Ian is something of a legend in the UX community, having worked as an independent UX consultant for almost 20 years, for clients such as BT, Virgin Media & the BBC. He's an experienced writer and teacher on designing effective portfolios, helping designers land the jobs they've always wanted.
His upcoming book Designing a UX Portfolio, published by O'Reilly Media is due for ebook release later in 2015 with the print publication due in 2016. You can sign up to be notified of when it is available at lobsterbook.com.
I’d like to start with a little background. How did you become a UX designer?

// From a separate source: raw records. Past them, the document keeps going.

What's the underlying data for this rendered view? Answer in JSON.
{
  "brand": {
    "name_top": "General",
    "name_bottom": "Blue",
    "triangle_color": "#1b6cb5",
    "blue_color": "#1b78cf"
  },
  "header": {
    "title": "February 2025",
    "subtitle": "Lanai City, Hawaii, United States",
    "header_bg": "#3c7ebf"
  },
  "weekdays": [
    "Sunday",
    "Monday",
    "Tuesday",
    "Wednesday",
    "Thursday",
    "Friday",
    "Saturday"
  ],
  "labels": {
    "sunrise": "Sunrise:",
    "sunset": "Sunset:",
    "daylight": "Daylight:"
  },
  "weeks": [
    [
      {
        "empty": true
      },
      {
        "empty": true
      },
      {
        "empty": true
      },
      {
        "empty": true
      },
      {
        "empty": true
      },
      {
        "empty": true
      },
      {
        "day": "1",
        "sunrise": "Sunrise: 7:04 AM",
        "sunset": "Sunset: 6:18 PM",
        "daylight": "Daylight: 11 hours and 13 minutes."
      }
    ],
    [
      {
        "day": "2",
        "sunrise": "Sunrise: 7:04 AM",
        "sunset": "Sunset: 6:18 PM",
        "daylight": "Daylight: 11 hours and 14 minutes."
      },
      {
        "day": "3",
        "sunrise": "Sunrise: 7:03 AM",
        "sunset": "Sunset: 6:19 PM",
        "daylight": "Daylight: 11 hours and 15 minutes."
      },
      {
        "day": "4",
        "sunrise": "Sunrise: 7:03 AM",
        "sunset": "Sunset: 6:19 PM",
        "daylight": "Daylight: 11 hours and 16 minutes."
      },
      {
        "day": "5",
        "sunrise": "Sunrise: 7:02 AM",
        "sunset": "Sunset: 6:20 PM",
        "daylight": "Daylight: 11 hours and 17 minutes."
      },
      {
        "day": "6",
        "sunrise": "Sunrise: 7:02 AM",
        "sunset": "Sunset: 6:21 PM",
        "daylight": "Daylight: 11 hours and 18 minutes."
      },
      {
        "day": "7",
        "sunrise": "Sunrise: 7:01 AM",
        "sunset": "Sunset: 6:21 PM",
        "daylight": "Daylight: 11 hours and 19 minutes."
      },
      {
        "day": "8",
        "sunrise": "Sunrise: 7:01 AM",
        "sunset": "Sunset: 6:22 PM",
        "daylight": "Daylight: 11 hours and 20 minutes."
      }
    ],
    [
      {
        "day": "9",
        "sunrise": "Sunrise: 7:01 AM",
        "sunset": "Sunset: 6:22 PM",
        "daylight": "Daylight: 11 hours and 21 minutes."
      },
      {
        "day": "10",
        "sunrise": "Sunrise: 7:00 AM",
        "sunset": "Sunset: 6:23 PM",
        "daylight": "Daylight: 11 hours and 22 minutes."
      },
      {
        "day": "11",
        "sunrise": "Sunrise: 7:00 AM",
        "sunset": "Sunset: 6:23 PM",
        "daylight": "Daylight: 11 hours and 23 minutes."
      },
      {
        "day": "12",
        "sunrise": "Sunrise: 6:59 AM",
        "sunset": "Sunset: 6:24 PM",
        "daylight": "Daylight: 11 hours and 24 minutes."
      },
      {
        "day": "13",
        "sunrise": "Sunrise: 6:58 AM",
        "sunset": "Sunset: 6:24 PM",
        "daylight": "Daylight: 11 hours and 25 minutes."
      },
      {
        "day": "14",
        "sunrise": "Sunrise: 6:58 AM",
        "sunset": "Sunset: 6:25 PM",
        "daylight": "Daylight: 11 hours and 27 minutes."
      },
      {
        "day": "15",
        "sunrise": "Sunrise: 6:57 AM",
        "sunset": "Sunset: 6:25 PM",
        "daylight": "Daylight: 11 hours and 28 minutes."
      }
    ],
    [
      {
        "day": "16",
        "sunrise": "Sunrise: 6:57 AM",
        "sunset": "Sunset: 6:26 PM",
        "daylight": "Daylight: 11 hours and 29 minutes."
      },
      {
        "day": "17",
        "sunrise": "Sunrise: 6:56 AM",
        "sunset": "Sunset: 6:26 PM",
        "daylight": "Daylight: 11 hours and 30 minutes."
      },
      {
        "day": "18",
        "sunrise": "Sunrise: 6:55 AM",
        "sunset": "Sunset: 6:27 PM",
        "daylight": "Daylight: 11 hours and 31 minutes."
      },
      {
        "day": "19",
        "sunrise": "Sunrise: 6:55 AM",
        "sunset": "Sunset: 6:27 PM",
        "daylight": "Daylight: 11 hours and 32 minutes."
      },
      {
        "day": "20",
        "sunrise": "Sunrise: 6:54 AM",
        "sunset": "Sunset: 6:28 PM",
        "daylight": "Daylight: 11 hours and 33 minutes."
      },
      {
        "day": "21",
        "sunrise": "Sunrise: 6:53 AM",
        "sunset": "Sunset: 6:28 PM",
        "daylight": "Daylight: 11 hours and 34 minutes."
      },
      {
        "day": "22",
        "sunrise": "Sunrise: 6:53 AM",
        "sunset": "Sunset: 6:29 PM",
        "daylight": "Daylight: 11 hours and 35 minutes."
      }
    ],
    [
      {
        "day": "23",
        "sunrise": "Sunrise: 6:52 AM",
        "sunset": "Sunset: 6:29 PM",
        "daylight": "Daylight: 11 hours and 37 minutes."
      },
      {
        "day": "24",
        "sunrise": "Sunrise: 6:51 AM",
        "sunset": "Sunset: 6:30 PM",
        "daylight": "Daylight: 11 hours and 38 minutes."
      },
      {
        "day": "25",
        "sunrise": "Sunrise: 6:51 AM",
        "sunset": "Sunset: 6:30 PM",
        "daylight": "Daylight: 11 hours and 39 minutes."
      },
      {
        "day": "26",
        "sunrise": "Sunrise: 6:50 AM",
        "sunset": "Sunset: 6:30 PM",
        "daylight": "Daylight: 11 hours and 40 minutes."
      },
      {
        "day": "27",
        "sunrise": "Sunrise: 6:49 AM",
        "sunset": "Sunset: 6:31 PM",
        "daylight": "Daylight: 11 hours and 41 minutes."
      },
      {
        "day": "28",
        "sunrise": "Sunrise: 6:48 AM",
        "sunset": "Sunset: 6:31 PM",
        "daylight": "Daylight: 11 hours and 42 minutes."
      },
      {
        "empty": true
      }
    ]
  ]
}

My first job was as a computer operator, managing mainframes and dumb terminals. Very 'War Games'. But then I managed to move into radio production and presentation. I worked as a radio producer and reporter for five years or so. Then the web came along and I realised that I could get a role doing both computing and editorial. And that was that. I started at a small digital agency then joined the BBC. That was almost 20 years ago.
Your upcoming book focuses on designing a UX portfolios. Many designers are moving into UX from more traditional fields like graphic or web design, yet their struggle to present their work. What are the most common misconceptions about UX as a discipline?
The most common misconception is that designing a user interface makes you a UX designer. You may have created a user interface that will lead to a user experience, but 'UX designer' is shorthand for somebody who works with a team to ensure the end design is user-centered. They use tools such as usability testing, contextual enquiry, etc., to ensure that user needs are met. The user interface is just the end result.
You must deal with a lot of younger designers starting out their careers. What’s the one skill you’d advise younger designers to improve upon?
Communication and facilitation skills. Over the past five years or so we’ve seen these skills become much more important. Roles where you conduct research and then sit in front of a wireframing tool are becoming less common. The role of UX designer is now more about helping teams to arrive at the right design - and that means facilitating and communicating well.
UX designer, UI designer…. As an industry, design seems to be obsessed with defining and specialising these roles. Are they all same?
No, but it’s sometimes difficult to tell them apart – and that’s why having and maintaining a UX portfolio is really important. A UX portfolio allows you to clearly explain your skillset regardless of job title, and that can help you avoid the wrong job and get yourself into the right one.